Barn owls play a vital role in maintaining the balance of ecosystems by controlling rodent populations. However, they face threats from habitat loss and human activities.

Conservation efforts, such as providing nest boxes and preserving roosting sites, are essential in ensuring the continued existence of these majestic birds.

As we immerse ourselves in the world of barn owls, we gain a deeper appreciation for their beauty, biology, and ecological significance. Let us cherish and protect these enigmatic creatures, allowing future generations to marvel at their silent flight and haunting calls under the moonlit sky.


Q: What do barn owls eat?

A: Barn owls primarily feed on small mammals, including mice, voles, shrews, and rats.

Q: What does a barn owl sound like?

A: Barn owls produce a range of vocalizations, including hisses, screeches, and eerie shrieks. Their calls can vary from high-pitched screams to soft chattering.

Q: Where do barn owls live?

A: Barn owls have a global distribution, inhabiting various habitats across Europe, Asia, Africa, the Americas, and Australia. They can be found in grasslands, farmlands, woodlands, marshes, and even urban areas.

Q: How big is a barn owl?

A: Barn owls measure around 13 to 15 inches (33 to 38 cm) in length and have a wingspan of approximately 31 to 39 inches (80 to 100 cm).

Q: How did the barn owl get its name?

A: The barn owl earned its common name due to its frequent nesting in man-made structures such as barns, churches, and abandoned buildings.

Q: Are barn owls endangered?

A: While barn owls are not currently classified as endangered, their populations face threats due to habitat loss, pesticide use, and disturbance of nesting sites. Conservation efforts are crucial to ensure their long-term survival.

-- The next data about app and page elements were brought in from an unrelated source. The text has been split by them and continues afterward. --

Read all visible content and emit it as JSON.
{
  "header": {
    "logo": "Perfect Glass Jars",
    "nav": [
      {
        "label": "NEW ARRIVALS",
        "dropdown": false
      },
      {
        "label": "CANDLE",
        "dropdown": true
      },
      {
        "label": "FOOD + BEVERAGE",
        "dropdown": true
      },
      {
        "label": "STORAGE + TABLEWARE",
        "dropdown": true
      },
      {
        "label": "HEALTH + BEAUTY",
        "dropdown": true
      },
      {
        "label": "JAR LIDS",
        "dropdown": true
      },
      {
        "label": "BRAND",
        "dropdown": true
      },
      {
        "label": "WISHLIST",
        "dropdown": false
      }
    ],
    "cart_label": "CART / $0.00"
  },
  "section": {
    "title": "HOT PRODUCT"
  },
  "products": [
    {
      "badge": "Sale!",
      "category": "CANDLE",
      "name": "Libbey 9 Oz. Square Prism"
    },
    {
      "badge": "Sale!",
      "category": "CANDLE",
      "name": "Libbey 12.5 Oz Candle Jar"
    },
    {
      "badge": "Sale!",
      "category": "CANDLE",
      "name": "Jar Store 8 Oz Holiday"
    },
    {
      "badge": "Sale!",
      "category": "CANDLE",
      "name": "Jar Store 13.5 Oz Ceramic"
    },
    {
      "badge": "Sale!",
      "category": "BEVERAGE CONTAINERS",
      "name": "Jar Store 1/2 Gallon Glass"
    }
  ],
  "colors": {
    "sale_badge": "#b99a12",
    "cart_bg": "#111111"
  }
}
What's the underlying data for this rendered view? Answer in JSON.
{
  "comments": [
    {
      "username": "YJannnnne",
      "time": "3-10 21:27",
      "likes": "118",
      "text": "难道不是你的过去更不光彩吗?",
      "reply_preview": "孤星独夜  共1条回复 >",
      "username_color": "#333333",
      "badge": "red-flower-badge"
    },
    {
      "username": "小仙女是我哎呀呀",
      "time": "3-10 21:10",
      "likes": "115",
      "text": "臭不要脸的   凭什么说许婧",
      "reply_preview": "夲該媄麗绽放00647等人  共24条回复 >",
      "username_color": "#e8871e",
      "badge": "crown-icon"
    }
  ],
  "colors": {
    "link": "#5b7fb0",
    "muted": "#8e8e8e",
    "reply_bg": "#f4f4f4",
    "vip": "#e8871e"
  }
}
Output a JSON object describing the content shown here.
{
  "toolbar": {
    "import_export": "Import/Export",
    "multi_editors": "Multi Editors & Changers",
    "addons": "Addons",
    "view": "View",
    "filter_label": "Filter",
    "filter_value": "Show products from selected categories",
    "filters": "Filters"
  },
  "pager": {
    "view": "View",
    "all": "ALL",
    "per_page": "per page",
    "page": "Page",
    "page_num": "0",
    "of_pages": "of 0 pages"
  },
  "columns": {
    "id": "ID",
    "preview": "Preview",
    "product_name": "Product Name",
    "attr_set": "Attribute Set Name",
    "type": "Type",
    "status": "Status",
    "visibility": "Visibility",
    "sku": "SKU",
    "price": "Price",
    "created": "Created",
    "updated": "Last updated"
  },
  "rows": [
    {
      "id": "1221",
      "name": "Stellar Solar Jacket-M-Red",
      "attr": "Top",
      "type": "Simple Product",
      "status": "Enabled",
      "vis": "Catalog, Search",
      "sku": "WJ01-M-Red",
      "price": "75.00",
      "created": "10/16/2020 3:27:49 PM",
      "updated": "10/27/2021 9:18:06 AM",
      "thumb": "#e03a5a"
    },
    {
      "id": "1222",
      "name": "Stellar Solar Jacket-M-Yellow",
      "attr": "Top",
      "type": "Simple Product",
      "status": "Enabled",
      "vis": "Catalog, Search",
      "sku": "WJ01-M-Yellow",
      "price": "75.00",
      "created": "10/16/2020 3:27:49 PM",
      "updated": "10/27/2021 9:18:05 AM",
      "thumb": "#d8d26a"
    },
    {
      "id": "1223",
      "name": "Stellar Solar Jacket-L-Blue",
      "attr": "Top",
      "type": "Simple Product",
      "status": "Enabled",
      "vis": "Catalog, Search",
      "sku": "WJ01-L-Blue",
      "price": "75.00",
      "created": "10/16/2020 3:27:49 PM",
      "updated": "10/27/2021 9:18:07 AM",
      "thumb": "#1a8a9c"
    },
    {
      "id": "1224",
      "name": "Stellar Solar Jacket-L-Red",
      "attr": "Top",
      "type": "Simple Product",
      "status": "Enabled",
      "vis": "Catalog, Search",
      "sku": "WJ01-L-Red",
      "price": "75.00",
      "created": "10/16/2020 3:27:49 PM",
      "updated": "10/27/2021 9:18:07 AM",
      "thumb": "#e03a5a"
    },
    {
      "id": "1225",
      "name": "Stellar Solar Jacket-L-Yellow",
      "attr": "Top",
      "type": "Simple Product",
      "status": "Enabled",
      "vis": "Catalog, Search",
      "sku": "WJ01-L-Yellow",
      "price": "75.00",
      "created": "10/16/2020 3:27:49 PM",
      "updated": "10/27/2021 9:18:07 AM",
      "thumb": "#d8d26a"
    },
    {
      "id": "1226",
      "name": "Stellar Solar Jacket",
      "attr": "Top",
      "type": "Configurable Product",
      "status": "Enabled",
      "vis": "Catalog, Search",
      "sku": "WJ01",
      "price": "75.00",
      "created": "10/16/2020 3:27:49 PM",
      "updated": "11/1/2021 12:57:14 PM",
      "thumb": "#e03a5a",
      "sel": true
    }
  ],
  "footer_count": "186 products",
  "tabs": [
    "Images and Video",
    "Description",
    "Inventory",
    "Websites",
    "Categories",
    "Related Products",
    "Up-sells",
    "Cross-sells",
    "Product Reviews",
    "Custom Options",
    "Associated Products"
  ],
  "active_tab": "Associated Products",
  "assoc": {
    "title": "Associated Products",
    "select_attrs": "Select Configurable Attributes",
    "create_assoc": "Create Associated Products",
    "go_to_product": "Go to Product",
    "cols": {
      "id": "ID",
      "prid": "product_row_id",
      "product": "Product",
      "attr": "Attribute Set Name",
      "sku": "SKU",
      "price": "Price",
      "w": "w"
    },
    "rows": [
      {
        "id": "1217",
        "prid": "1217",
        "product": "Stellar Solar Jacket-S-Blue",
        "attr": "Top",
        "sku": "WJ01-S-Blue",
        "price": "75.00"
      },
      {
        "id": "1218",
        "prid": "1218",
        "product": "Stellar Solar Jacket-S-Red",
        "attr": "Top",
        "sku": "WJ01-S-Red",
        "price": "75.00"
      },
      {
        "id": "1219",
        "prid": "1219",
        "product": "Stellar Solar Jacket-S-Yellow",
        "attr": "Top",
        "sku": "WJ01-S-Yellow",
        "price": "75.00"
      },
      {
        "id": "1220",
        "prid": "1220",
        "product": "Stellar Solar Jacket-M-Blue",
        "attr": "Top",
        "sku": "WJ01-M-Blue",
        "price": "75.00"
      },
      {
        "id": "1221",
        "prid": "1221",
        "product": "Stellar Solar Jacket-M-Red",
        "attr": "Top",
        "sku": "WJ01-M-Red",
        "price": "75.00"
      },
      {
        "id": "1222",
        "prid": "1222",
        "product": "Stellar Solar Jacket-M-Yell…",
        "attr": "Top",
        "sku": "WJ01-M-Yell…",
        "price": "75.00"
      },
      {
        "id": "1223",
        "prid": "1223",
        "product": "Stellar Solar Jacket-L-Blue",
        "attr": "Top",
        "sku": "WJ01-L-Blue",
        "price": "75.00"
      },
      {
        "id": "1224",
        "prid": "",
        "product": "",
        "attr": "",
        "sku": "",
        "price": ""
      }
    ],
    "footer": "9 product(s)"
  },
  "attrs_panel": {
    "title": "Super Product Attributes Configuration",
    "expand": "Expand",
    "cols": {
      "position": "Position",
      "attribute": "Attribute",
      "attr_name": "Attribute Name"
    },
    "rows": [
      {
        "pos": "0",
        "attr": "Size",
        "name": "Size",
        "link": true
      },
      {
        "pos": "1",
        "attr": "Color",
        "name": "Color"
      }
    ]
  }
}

Read More: Honey Badger: All Details in One Place

Leave a Comment

Your email address will not be published.